The story of Celtic Heartbeat and Frank’s friendship with the late rugby star turned Radio Wales interviewer Ray Gravell, who was so very proud of his Eisteddfod bardship, is intertwined with a lot of fond memories and sadness too. “Grav and I had worked together from the moment he joined Radio Wales,” said Frank. “Regarding the show I’ll Show You Mine, for some reason we just hit it off. He made me laugh so much. Ray adored music – especially Welsh and Irish. We shared a programme called Streetlife and another called The Odd Couple - which we certainly were, he being a Welsh sporting icon and rugby legend and me a typical Cardiffian. I loved him and miss him terribly.

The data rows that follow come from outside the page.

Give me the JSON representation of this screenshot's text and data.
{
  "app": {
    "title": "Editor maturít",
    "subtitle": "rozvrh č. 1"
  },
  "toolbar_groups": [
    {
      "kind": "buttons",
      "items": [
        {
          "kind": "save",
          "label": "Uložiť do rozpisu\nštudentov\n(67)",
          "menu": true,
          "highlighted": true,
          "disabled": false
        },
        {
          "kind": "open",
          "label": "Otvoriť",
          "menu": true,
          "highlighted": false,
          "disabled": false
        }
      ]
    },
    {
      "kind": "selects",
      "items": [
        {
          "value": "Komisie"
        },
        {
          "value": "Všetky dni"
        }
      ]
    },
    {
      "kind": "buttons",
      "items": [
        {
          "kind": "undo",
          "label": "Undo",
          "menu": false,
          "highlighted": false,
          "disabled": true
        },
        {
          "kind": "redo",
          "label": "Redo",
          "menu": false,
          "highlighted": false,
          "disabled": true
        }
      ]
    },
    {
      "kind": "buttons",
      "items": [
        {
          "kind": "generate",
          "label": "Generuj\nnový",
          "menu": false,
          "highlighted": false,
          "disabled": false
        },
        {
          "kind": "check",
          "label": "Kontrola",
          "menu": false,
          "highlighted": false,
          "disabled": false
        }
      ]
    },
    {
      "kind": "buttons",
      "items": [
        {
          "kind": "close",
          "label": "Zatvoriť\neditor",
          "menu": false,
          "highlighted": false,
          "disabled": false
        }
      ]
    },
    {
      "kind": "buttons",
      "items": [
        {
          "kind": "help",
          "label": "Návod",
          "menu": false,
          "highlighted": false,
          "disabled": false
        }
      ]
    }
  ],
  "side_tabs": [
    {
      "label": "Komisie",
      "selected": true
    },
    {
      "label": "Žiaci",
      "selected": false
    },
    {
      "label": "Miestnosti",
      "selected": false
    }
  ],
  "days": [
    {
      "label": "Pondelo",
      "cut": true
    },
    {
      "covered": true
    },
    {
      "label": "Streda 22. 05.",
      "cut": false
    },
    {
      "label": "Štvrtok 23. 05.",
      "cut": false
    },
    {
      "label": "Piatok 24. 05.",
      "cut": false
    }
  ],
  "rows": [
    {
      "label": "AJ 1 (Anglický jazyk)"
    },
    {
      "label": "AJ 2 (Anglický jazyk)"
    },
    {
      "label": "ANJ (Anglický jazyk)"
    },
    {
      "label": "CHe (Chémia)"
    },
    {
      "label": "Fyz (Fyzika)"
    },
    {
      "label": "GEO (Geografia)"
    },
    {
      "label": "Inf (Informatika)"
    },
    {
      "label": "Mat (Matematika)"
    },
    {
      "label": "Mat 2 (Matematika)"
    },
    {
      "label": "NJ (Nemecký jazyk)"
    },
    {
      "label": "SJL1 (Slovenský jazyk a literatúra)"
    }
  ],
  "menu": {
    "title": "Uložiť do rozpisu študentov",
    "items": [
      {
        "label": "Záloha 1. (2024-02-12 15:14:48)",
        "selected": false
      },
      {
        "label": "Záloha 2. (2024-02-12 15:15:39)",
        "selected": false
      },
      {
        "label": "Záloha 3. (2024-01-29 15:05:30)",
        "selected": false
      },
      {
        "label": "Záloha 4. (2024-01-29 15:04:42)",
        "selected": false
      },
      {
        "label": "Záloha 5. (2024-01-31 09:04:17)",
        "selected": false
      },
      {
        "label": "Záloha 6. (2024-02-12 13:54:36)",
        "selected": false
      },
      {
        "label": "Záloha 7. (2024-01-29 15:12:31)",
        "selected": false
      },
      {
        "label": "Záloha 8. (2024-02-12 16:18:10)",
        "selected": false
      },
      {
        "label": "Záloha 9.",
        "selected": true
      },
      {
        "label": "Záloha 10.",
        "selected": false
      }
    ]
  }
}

“I remember Nick Evans, the then editor of BBC Radio Wales, calling me in and saying:  ‘We’re thinking of doing a folk music show. Do you fancy presenting it?’ What a question! Celtic Heartbeat was born, and I’m happy to say that the heart is beating still.”


Frank has obviously had a lot of affection for Radio Wales’ number one folk music show, and it means “Absolutely everything!” to him. In the past, he has presented some impressive TV folk-roots documentaries for BBC-Wales: “I loved every minute of it. Way Out West traced the roots of Cajun, Traditional American and Cape Breton song and dance music. Travelling through Louisiana with the Cajuns, West Virginia for the old-time music of Appalachia, and up to Nova Scotia, where the Arcadian people, the Cajuns,  originally settled.


“Way Down Under was a search for the spirit of the Wild Colonial Boy, the bush ballads and poetry of the outback and aboriginal story and musical culture. Finally, I went back to Ireland to trace my own musical roots and history of Irish music. I only hope my love of folk-roots music showed in my presentation of the TV series - I made friendships which exist to this day.”


One last point: Frank comes from an Irish family and he was born in Cardiff; where do his roots lie, Wales or Ireland? “Wales, always,” he smiles: “unless Ireland are playing someone other than the Welsh.”


Back to Top

Contact: Mick Tems, Editor - Folkwales Magazine, 88 Manor Chase, Y Beddau, Pontypridd, CYMRU / WALES CF38 2JE Phone: 01443 206689

E-mail: micktems@folkwales.org.uk Website: www.folkwales.org.uk